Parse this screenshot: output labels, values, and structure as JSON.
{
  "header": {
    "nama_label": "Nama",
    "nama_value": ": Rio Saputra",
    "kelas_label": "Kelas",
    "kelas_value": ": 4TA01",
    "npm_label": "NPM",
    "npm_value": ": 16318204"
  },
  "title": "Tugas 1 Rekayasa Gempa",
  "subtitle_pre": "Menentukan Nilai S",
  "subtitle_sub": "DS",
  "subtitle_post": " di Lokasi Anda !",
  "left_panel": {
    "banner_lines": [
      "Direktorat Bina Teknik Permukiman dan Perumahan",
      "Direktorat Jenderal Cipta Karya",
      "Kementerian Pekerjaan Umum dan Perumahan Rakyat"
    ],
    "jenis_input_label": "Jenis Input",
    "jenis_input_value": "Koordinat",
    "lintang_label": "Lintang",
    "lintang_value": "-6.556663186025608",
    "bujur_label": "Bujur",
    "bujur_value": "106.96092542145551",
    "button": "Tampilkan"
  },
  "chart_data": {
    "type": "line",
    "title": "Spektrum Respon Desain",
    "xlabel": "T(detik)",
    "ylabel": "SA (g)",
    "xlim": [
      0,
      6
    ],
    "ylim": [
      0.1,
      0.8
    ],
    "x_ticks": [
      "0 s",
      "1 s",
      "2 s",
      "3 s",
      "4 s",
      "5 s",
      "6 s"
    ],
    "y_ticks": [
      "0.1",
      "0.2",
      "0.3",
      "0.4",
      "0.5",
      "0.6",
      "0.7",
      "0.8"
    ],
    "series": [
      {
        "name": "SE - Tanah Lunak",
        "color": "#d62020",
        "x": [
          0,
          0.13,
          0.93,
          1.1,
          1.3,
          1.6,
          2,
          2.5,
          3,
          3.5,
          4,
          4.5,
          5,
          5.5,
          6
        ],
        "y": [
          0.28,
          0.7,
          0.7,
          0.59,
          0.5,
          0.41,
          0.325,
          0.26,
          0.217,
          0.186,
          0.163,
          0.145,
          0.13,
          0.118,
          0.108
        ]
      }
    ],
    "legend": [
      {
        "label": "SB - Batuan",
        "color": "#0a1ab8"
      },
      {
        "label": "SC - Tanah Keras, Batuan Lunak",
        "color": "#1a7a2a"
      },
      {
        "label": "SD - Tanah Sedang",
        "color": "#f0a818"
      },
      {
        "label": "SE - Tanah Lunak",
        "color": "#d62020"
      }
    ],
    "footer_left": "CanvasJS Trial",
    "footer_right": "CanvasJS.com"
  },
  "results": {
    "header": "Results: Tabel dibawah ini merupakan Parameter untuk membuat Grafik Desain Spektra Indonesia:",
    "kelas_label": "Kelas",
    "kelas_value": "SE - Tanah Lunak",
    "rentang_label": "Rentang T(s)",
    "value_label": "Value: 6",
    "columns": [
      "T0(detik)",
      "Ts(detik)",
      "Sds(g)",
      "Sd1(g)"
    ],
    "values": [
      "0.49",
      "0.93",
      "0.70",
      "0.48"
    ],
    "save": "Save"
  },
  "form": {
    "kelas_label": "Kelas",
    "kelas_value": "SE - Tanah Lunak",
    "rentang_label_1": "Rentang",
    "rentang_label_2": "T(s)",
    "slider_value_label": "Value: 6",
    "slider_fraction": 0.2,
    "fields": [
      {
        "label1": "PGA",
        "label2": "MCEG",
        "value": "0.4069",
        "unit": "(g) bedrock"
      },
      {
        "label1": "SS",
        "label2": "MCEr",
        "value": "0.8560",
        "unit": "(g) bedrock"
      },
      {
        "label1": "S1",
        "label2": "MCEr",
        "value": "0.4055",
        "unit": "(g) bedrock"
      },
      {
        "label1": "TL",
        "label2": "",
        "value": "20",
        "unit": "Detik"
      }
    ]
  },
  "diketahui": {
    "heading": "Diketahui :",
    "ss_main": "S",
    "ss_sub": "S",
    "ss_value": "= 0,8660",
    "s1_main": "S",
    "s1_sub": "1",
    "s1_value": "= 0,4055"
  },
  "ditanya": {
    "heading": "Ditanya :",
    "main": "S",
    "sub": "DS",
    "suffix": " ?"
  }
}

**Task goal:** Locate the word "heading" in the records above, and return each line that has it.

**Final answer:**
    "heading": "Diketahui :",
    "heading": "Ditanya :",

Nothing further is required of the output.